Independent media needs you. Join the Tyee.

The Hook: Political news, freshly caught

Conference reaches capacity as clock winds down

The Bella Centre is awash with material underscoring the importance of the climate discussions here. Brightly coloured brochures are everywhere, displaying grim images of the rising toll of drought on pastoral peoples and the animals that sustain them, the impact of rising sea levels on small island states, melting ice caps, increasing ocean acidification and the impact of industrial livestock production.

There are thick tomes from public policy organizations and research papers from organizations like the International Energy Association and the Met Hadley Centre, a lead climate research agency. There are interactive displays, high-level briefings and climate action theatre.

The NGO (Non Governmental Organization) press briefing room is in constant use. Yesterday, the World Conservation Union released a list of 10 species at risk from climate change, including ringed seals and leatherback turtles, salmon, clownfish and koalas.

Every surface is covered with flyers, reports and negotiation updates.   

There are thousands of people inside the complex and thousands more outside. Yesterday's wait for those not registered was as long as nine hours. Today, the Metro train didn't stop at Bella Centre where the talks are being held because of the crush of people gathered there. Accessing the summit meant getting off at the stop before or after and being prepared to wait after reaching the centre on foot. There are 35,000 people registered and room for only 15,000 inside. More will come as world leaders and their entourages arrive over the next three days. NGO's have been issued a percentage of secondary passes to stem the flow. Only observers with a secondary pass are allowed in. Today that number is 7,000. On Friday it will be 90.

Inside the conference rooms, negotiators are working furiously to find a way forward. U.S.-led developed nations came to Copenhagen wanting a new agreement, and developing nations came wanting to expand the Kyoto framework -- a legally binding agreement that commits developed countries, but not poor developing countries, to specific reduction targets.

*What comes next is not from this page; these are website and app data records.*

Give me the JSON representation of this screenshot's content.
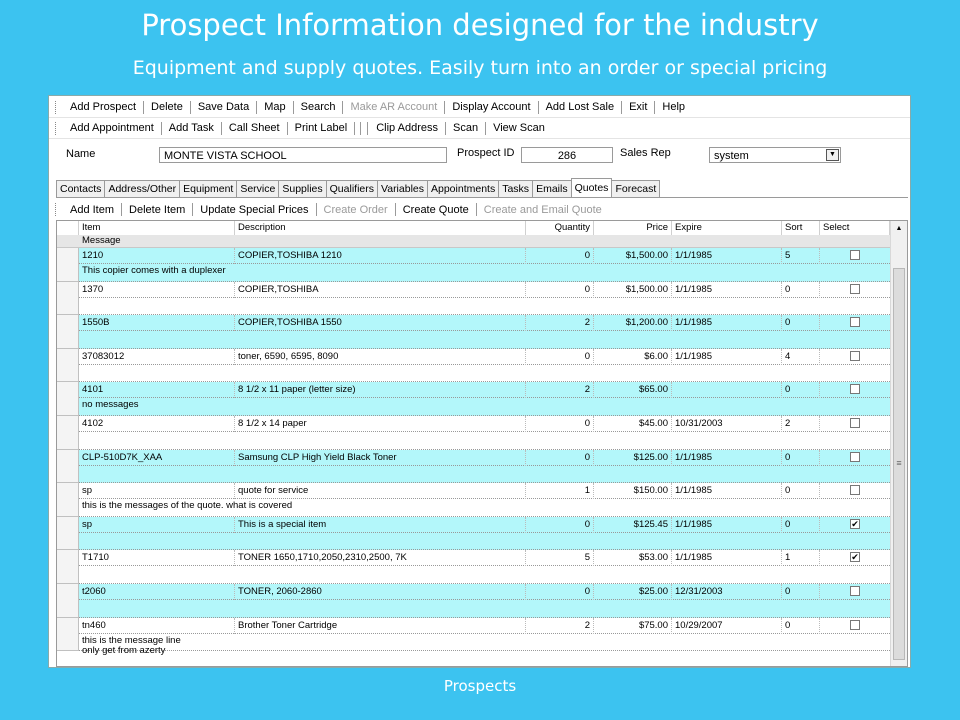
{
  "slide": {
    "title": "Prospect Information designed for the industry",
    "subtitle": "Equipment and supply quotes. Easily turn into an order or special pricing",
    "footer": "Prospects"
  },
  "toolbar1": [
    {
      "label": "Add Prospect",
      "enabled": true
    },
    {
      "label": "Delete",
      "enabled": true
    },
    {
      "label": "Save Data",
      "enabled": true
    },
    {
      "label": "Map",
      "enabled": true
    },
    {
      "label": "Search",
      "enabled": true
    },
    {
      "label": "Make AR Account",
      "enabled": false
    },
    {
      "label": "Display Account",
      "enabled": true
    },
    {
      "label": "Add Lost Sale",
      "enabled": true
    },
    {
      "label": "Exit",
      "enabled": true
    },
    {
      "label": "Help",
      "enabled": true
    }
  ],
  "toolbar2": [
    {
      "label": "Add Appointment",
      "enabled": true
    },
    {
      "label": "Add Task",
      "enabled": true
    },
    {
      "label": "Call Sheet",
      "enabled": true
    },
    {
      "label": "Print Label",
      "enabled": true
    },
    {
      "label": "Clip Address",
      "enabled": true
    },
    {
      "label": "Scan",
      "enabled": true
    },
    {
      "label": "View Scan",
      "enabled": true
    }
  ],
  "form": {
    "name_label": "Name",
    "name_value": "MONTE VISTA SCHOOL",
    "prospect_id_label": "Prospect ID",
    "prospect_id_value": "286",
    "sales_rep_label": "Sales Rep",
    "sales_rep_value": "system"
  },
  "tabs": [
    {
      "label": "Contacts"
    },
    {
      "label": "Address/Other"
    },
    {
      "label": "Equipment"
    },
    {
      "label": "Service"
    },
    {
      "label": "Supplies"
    },
    {
      "label": "Qualifiers"
    },
    {
      "label": "Variables"
    },
    {
      "label": "Appointments"
    },
    {
      "label": "Tasks"
    },
    {
      "label": "Emails"
    },
    {
      "label": "Quotes",
      "active": true
    },
    {
      "label": "Forecast"
    }
  ],
  "toolbar3": [
    {
      "label": "Add Item",
      "enabled": true
    },
    {
      "label": "Delete Item",
      "enabled": true
    },
    {
      "label": "Update Special Prices",
      "enabled": true
    },
    {
      "label": "Create Order",
      "enabled": false
    },
    {
      "label": "Create Quote",
      "enabled": true
    },
    {
      "label": "Create and Email Quote",
      "enabled": false
    }
  ],
  "grid": {
    "columns": {
      "item": "Item",
      "description": "Description",
      "quantity": "Quantity",
      "price": "Price",
      "expire": "Expire",
      "sort": "Sort",
      "select": "Select"
    },
    "message_header": "Message",
    "rows": [
      {
        "item": "1210",
        "description": "COPIER,TOSHIBA 1210",
        "quantity": "0",
        "price": "$1,500.00",
        "expire": "1/1/1985",
        "sort": "5",
        "selected": false,
        "message": "This copier comes with a duplexer",
        "style": "cyan"
      },
      {
        "item": "1370",
        "description": "COPIER,TOSHIBA",
        "quantity": "0",
        "price": "$1,500.00",
        "expire": "1/1/1985",
        "sort": "0",
        "selected": false,
        "message": "",
        "style": "white"
      },
      {
        "item": "1550B",
        "description": "COPIER,TOSHIBA 1550",
        "quantity": "2",
        "price": "$1,200.00",
        "expire": "1/1/1985",
        "sort": "0",
        "selected": false,
        "message": "",
        "style": "cyan"
      },
      {
        "item": "37083012",
        "description": "toner, 6590, 6595, 8090",
        "quantity": "0",
        "price": "$6.00",
        "expire": "1/1/1985",
        "sort": "4",
        "selected": false,
        "message": "",
        "style": "white"
      },
      {
        "item": "4101",
        "description": "8 1/2 x 11 paper (letter size)",
        "quantity": "2",
        "price": "$65.00",
        "expire": "",
        "sort": "0",
        "selected": false,
        "message": "no messages",
        "style": "cyan"
      },
      {
        "item": "4102",
        "description": "8 1/2 x 14 paper",
        "quantity": "0",
        "price": "$45.00",
        "expire": "10/31/2003",
        "sort": "2",
        "selected": false,
        "message": "",
        "style": "white"
      },
      {
        "item": "CLP-510D7K_XAA",
        "description": "Samsung CLP High Yield Black Toner",
        "quantity": "0",
        "price": "$125.00",
        "expire": "1/1/1985",
        "sort": "0",
        "selected": false,
        "message": "",
        "style": "cyan"
      },
      {
        "item": "sp",
        "description": "quote for service",
        "quantity": "1",
        "price": "$150.00",
        "expire": "1/1/1985",
        "sort": "0",
        "selected": false,
        "message": "this is the messages of the quote.  what is covered",
        "style": "white"
      },
      {
        "item": "sp",
        "description": "This is a special item",
        "quantity": "0",
        "price": "$125.45",
        "expire": "1/1/1985",
        "sort": "0",
        "selected": true,
        "message": "",
        "style": "cyan"
      },
      {
        "item": "T1710",
        "description": "TONER 1650,1710,2050,2310,2500, 7K",
        "quantity": "5",
        "price": "$53.00",
        "expire": "1/1/1985",
        "sort": "1",
        "selected": true,
        "message": "",
        "style": "white"
      },
      {
        "item": "t2060",
        "description": "TONER, 2060-2860",
        "quantity": "0",
        "price": "$25.00",
        "expire": "12/31/2003",
        "sort": "0",
        "selected": false,
        "message": "",
        "style": "cyan"
      },
      {
        "item": "tn460",
        "description": "Brother Toner Cartridge",
        "quantity": "2",
        "price": "$75.00",
        "expire": "10/29/2007",
        "sort": "0",
        "selected": false,
        "message": "this is the message line\nonly get from azerty",
        "style": "white"
      }
    ]
  }
}
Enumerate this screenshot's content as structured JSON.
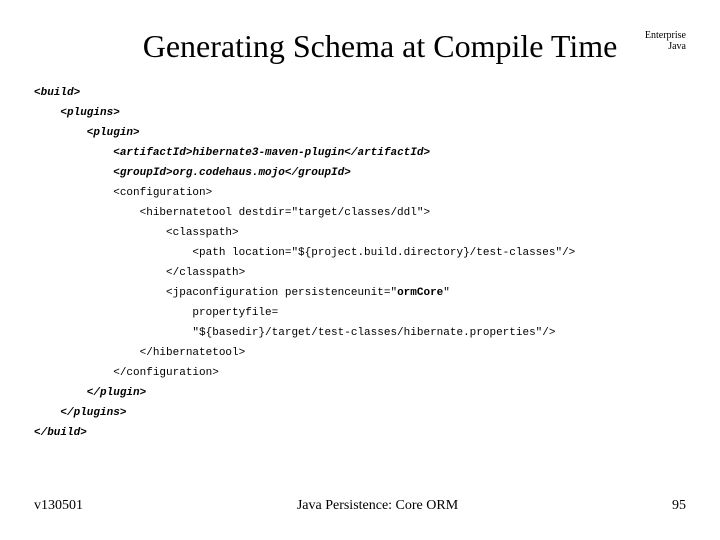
{
  "header": {
    "title": "Generating Schema at Compile Time",
    "corner_line1": "Enterprise",
    "corner_line2": "Java"
  },
  "code": {
    "l01": "<build>",
    "l02": "    <plugins>",
    "l03": "        <plugin>",
    "l04a": "            <artifactId>",
    "l04b": "hibernate3-maven-plugin",
    "l04c": "</artifactId>",
    "l05a": "            <groupId>",
    "l05b": "org.codehaus.mojo",
    "l05c": "</groupId>",
    "l06": "            <configuration>",
    "l07": "                <hibernatetool destdir=\"target/classes/ddl\">",
    "l08": "                    <classpath>",
    "l09": "                        <path location=\"${project.build.directory}/test-classes\"/>",
    "l10": "                    </classpath>",
    "l11a": "                    <jpaconfiguration persistenceunit=\"",
    "l11b": "ormCore",
    "l11c": "\"",
    "l12": "                        propertyfile=",
    "l13": "                        \"${basedir}/target/test-classes/hibernate.properties\"/>",
    "l14": "                </hibernatetool>",
    "l15": "            </configuration>",
    "l16": "        </plugin>",
    "l17": "    </plugins>",
    "l18": "</build>"
  },
  "footer": {
    "version": "v130501",
    "center": "Java Persistence: Core ORM",
    "page": "95"
  }
}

Small island states want global warming targets that will save their countries from rising sea levels and they want larger developing countries to commit to reduction targets too. They also want to target a year for global emissions to peak.

Larger developing countries are willing to reduce emissions relative to GDP, but say that a cap will bind them to poverty. Developed countries want larger developing nations to allow verification of emissions. These booming nations -- countries like India and China -- are not amused. Developing countries as a whole want enough funding to enable them to carry out mitigation and adapt to climate change and are calling for stronger targets from the U.S. The EU has committed to 20 per cent reduction by 2020 and would go to 30 per cent, if there is a strong agreement in Copenhagen.

Canada has put forward a target that equates to a three per cent reduction from 1990 levels. While this is similar to the U.S. target, an analysis from PowerUp shows that Canada's climate action plan doesn't measure up. Germanwatch's Climate Change Performance Index listed Canada as one of the top 10 global emitters with the distinction of having the most greenhouse gas emissions per capita.

Commitments made by the 192 countries in the weeks leading up to the discussions here will not meet the scientific targets outlined in the 1997 Intergovernmental Panel on Climate Change report. The report calls for a 25 to 40 per cent reduction in greenhouse gas emissions by 2020 and 80 per cent by 2050 in order to avoid a catastrophic rise in global temperature. While this 2020 target was included in Friday's text, today's version has the numbers stripped out while negotiations continue.

Africa walked out of the talks yesterday, but was back in later in the day. Some observers say that success here depends on the next few hours of negotiation.

Organizers are planning a demonstration tomorrow at the Bella Centre to show world leaders that people from all over the globe want success in Copenhagen. Given the number of people that have already flooded the streets of Copenhagen, there's a good chance the Metro won't be stopping at the Bella Centre station tomorrow either.

Charley Beresford, executive director of the Columbia Institute, arrived in Copenhagen December 9th, where she is observing the climate change discussions at COP15. Parties to the United Nations Framework Convention on Climate Change have met annually since the establishment of the UNFCCC in Rio de Janero in 1992. The meetings are called a Conference of the Parties and the Copenhagen meeting is the 15th . From December 7th through 18th, the world is focused on COP 15 in Denmark, looking for a global deal on climate change following the Kyoto agreement, which runs out in 2012.

Find more in:

What have we missed? What do you think? We want to know. Comment below. Keep in mind:


  • Verify facts, debunk rumours
  • Add context and background
  • Spot typos and logical fallacies
  • Highlight reporting blind spots
  • Ignore trolls
  • Treat all with respect and curiosity
  • Connect with each other

Do not:

  • Use sexist, classist, racist or homophobic language
  • Libel or defame
  • Bully or troll
  • Troll patrol. Instead, flag suspect activity.
comments powered by Disqus